● EXCERPTED DATA:
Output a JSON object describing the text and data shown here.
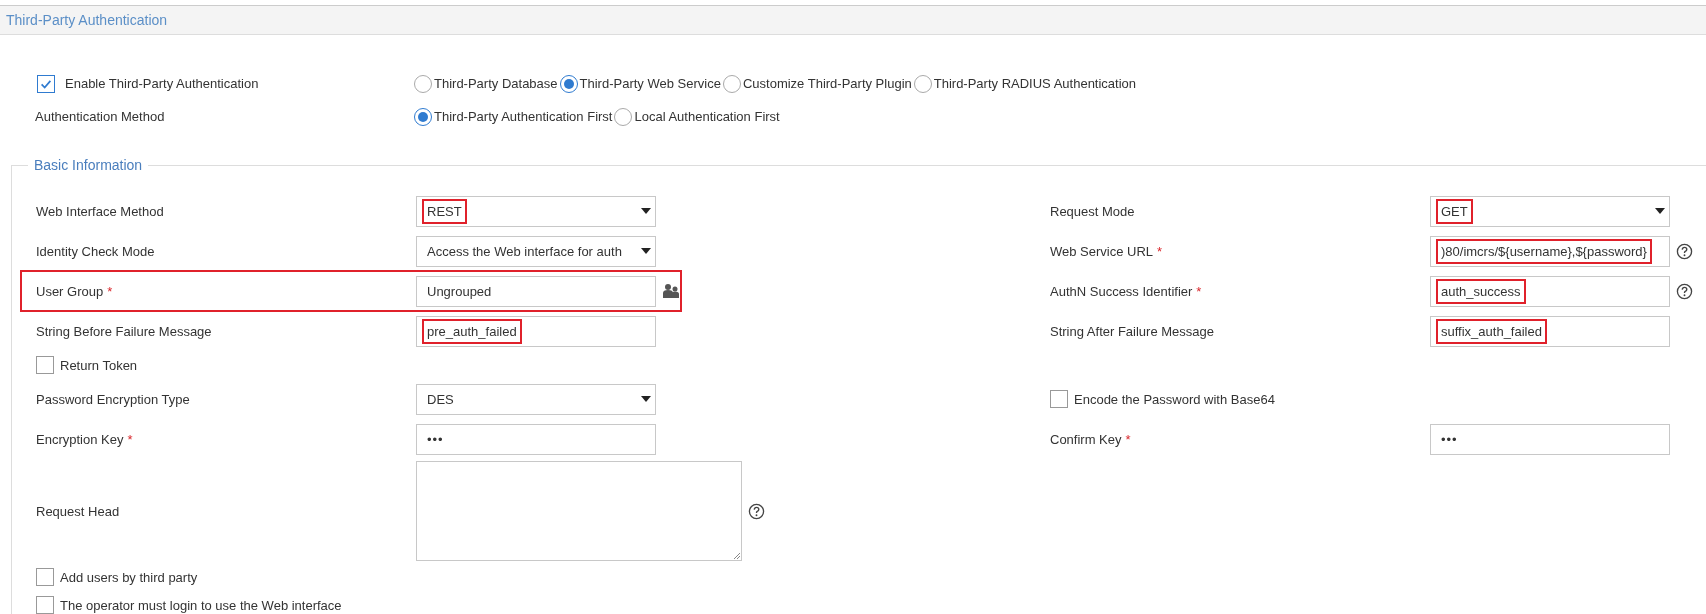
{
  "page_title": "Third-Party Authentication",
  "enable": {
    "label": "Enable Third-Party Authentication",
    "checked": true
  },
  "auth_types": [
    {
      "label": "Third-Party Database",
      "selected": false
    },
    {
      "label": "Third-Party Web Service",
      "selected": true
    },
    {
      "label": "Customize Third-Party Plugin",
      "selected": false
    },
    {
      "label": "Third-Party RADIUS Authentication",
      "selected": false
    }
  ],
  "auth_method": {
    "label": "Authentication Method",
    "options": [
      {
        "label": "Third-Party Authentication First",
        "selected": true
      },
      {
        "label": "Local Authentication First",
        "selected": false
      }
    ]
  },
  "basic_info": {
    "legend": "Basic Information",
    "rows": [
      {
        "left": {
          "kind": "select",
          "label": "Web Interface Method",
          "value": "REST",
          "highlighted": true
        },
        "right": {
          "kind": "select",
          "label": "Request Mode",
          "value": "GET",
          "highlighted": true
        }
      },
      {
        "left": {
          "kind": "select",
          "label": "Identity Check Mode",
          "value": "Access the Web interface for auth"
        },
        "right": {
          "kind": "text",
          "label": "Web Service URL",
          "required_mark": "*",
          "value": ")80/imcrs/${username},${password}",
          "highlighted": true,
          "help": true
        }
      },
      {
        "highlighted": true,
        "left": {
          "kind": "text",
          "label": "User Group",
          "required_mark": "*",
          "value": "Ungrouped",
          "group_picker": true
        },
        "right": {
          "kind": "text",
          "label": "AuthN Success Identifier",
          "required_mark": "*",
          "value": "auth_success",
          "highlighted": true,
          "help": true
        }
      },
      {
        "left": {
          "kind": "text",
          "label": "String Before Failure Message",
          "value": "pre_auth_failed",
          "highlighted": true
        },
        "right": {
          "kind": "text",
          "label": "String After Failure Message",
          "value": "suffix_auth_failed",
          "highlighted": true
        }
      },
      {
        "left": {
          "kind": "checkbox",
          "label": "Return Token",
          "checked": false
        }
      },
      {
        "left": {
          "kind": "select",
          "label": "Password Encryption Type",
          "value": "DES"
        },
        "right": {
          "kind": "checkbox",
          "label": "Encode the Password with Base64",
          "checked": false
        }
      },
      {
        "left": {
          "kind": "password",
          "label": "Encryption Key",
          "required_mark": "*",
          "value": "•••"
        },
        "right": {
          "kind": "password",
          "label": "Confirm Key",
          "required_mark": "*",
          "value": "•••"
        }
      },
      {
        "left": {
          "kind": "textarea",
          "label": "Request Head",
          "help": true
        }
      },
      {
        "left": {
          "kind": "checkbox",
          "label": "Add users by third party",
          "checked": false
        }
      },
      {
        "left": {
          "kind": "checkbox",
          "label": "The operator must login to use the Web interface",
          "checked": false
        }
      }
    ]
  }
}
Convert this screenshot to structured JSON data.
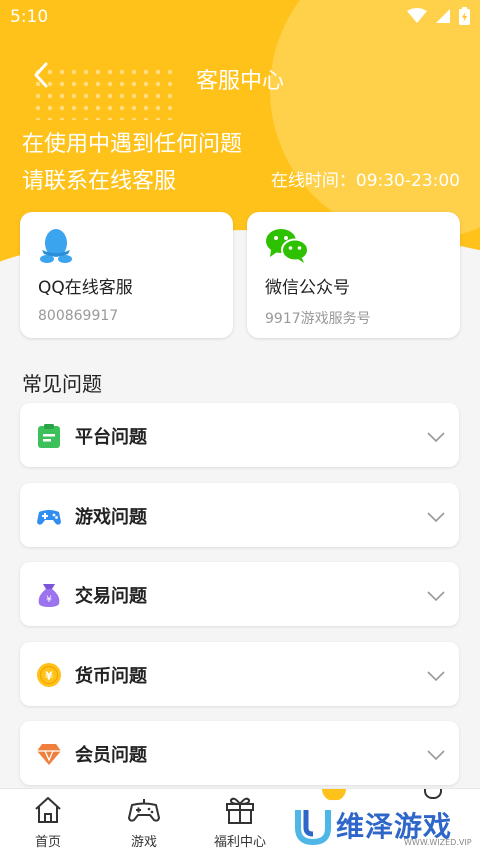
{
  "status_bar": {
    "time": "5:10"
  },
  "header": {
    "title": "客服中心",
    "line1": "在使用中遇到任何问题",
    "line2": "请联系在线客服",
    "hours": "在线时间：09:30-23:00"
  },
  "contacts": [
    {
      "title": "QQ在线客服",
      "subtitle": "800869917",
      "icon": "qq-icon"
    },
    {
      "title": "微信公众号",
      "subtitle": "9917游戏服务号",
      "icon": "wechat-icon"
    }
  ],
  "faq": {
    "title": "常见问题",
    "items": [
      {
        "label": "平台问题",
        "icon": "clipboard-icon"
      },
      {
        "label": "游戏问题",
        "icon": "gamepad-icon"
      },
      {
        "label": "交易问题",
        "icon": "money-bag-icon"
      },
      {
        "label": "货币问题",
        "icon": "coin-icon"
      },
      {
        "label": "会员问题",
        "icon": "diamond-icon"
      }
    ]
  },
  "bottom_nav": [
    {
      "label": "首页",
      "icon": "home-icon"
    },
    {
      "label": "游戏",
      "icon": "gamepad-icon"
    },
    {
      "label": "福利中心",
      "icon": "gift-icon"
    }
  ],
  "watermark": {
    "text": "维泽游戏",
    "sub": "WWW.WIZED.VIP"
  },
  "colors": {
    "accent": "#ffc21a",
    "page_bg": "#f5f5f5",
    "watermark": "#2e66c9"
  }
}
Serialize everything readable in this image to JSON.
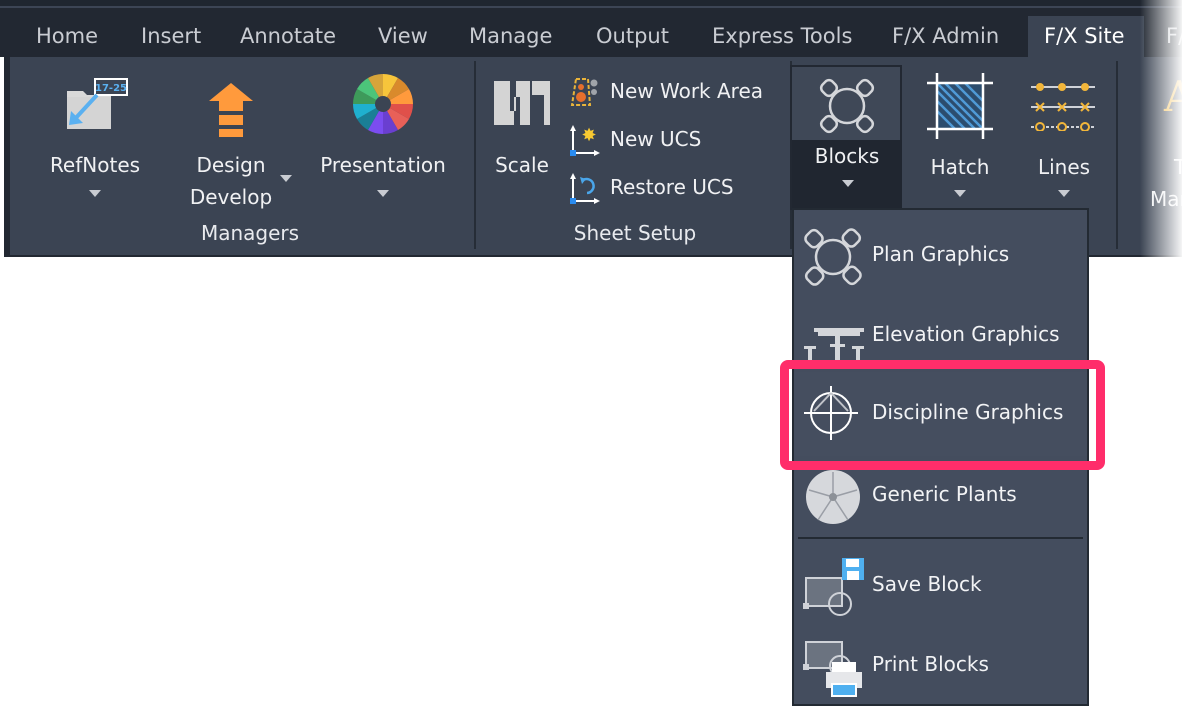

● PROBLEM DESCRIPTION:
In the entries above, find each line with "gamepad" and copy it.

● FINAL ANSWER:
        "icon": "gamepad-icon"
      "icon": "gamepad-icon"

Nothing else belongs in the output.